It’s a forgone conclusion in fishing that the more remote you get, the better the fishing is typically going to be. The majority of the non-resident fishing pressure in Ontario takes place in easily reached areas of Algoma Country especially along Highway 17 and 11. Algoma is a huge tourism region that stretches from Sault Ste., Marie west to White River, north to the arctic watershed and west to Spanish, Ontario.
In general, the further north you go in Algoma Country, the fewer roads and fish camps you encounter. One way to find great fishing in Ontario is to concentrate on getting off the main travel corridors and instead explore the endless secondary roads that provide access to seldom explored fisheries.
Another option for zeroing in on world class fishing is to focus on larger bodies of water that many anglers shy away from. Ontario has a number of sprawling bodies of water that are huge by any description including Lake Nipigon, Lake of the Woods, Lac Suel and Rainy Lake.

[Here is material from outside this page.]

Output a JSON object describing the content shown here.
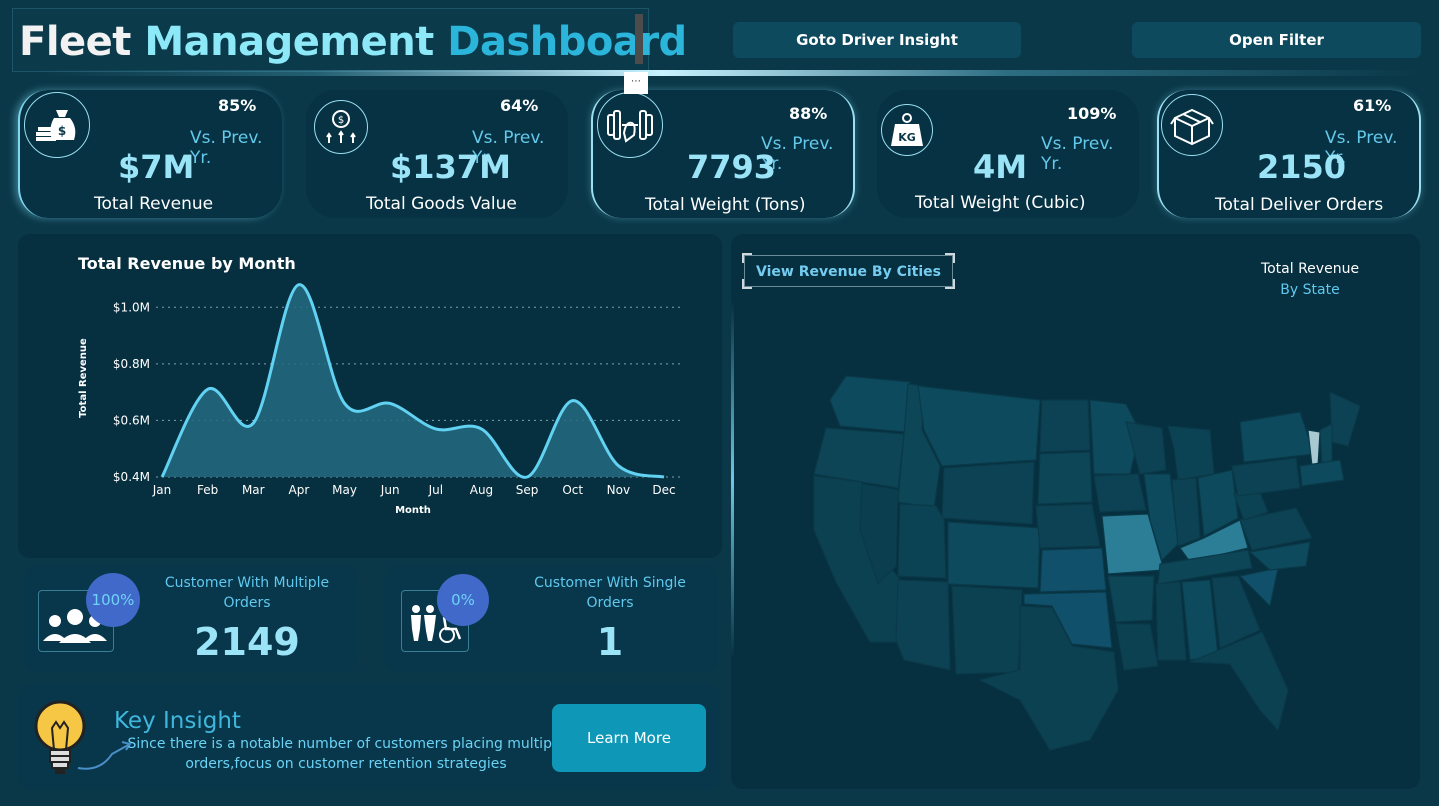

On any of these lakes and many others an angler with the spirit of an explorer can find completely untapped fishing potential.
Recently, the Fishing 411 TV crew fished the North shore of Lake Nipigon as the guest of Chad Thompson, the owner of Pasha Lake Cabins near Beardmore, Ontario. “Many parts of Lake Nipigon are as remote as any fly-in camp,” says Thompson who specializes in a type of fishing he has coined “adventure fishing” because just getting to some of these places is an adventure. “Fishing the North shore of Lake Nipigon requires embarking on a boat ride that’s more than 50 miles! That pretty much scares off the masses.”
What are the rewards for finding these off the beaten path fisheries? The short answer is walleye and lots of them. Our crew caught walleye nearly at will by casting jigs and soft plastics to shoreline structure. Even in mid September when few anglers travel to Ontario, the fish were abundant, we found them feeding in water only a few feet deep and the average fish tipped the scales at between three and four pounds!
Our TV crew has fished out of Pasha Lake Cabins more than a dozen times now and we have yet to scratch the surface when it comes to fishing adventures. Thompson also has boats stashed at a number of lakes only accessible by ATV or UTV. Getting to these lakes requires that fishermen come prepared with their own off road vehicle and the willingness to get a little mud on the tires.
Also, within driving distance of Pasha Lake Cabins anglers will find several “day trip” drive-to lakes that harbor some amazing fishing. Often these roads are little more than logging trails that require a four wheel drive vehicle to navigate.
SUMMING IT UP
Honestly, Ontario has something for every angler and every fishing budget. From luxury fishing lodges to fly-in outpost camps, rental cabins, Provincial Campgrounds and drive-to fisheries, great fishing awaits those who come looking for it.
IF YOU GO
Important contacts for anglers visiting Ontario include the following tourism sites. Each of these web pages also list contacts for independent fishing outfitters, lodges, cabin rentals, etc.
Destination Ontario, www.destinationontario.ca
Ontario Travel, www.ontariotravel.net
Algoma Country, www.algomacountry.com
Northwest Ontario, www.visitnorthwestontario.com
Sunset Country, www.visitsunsetcountry.com
Pasha Lake Cabins, www.pashalake.com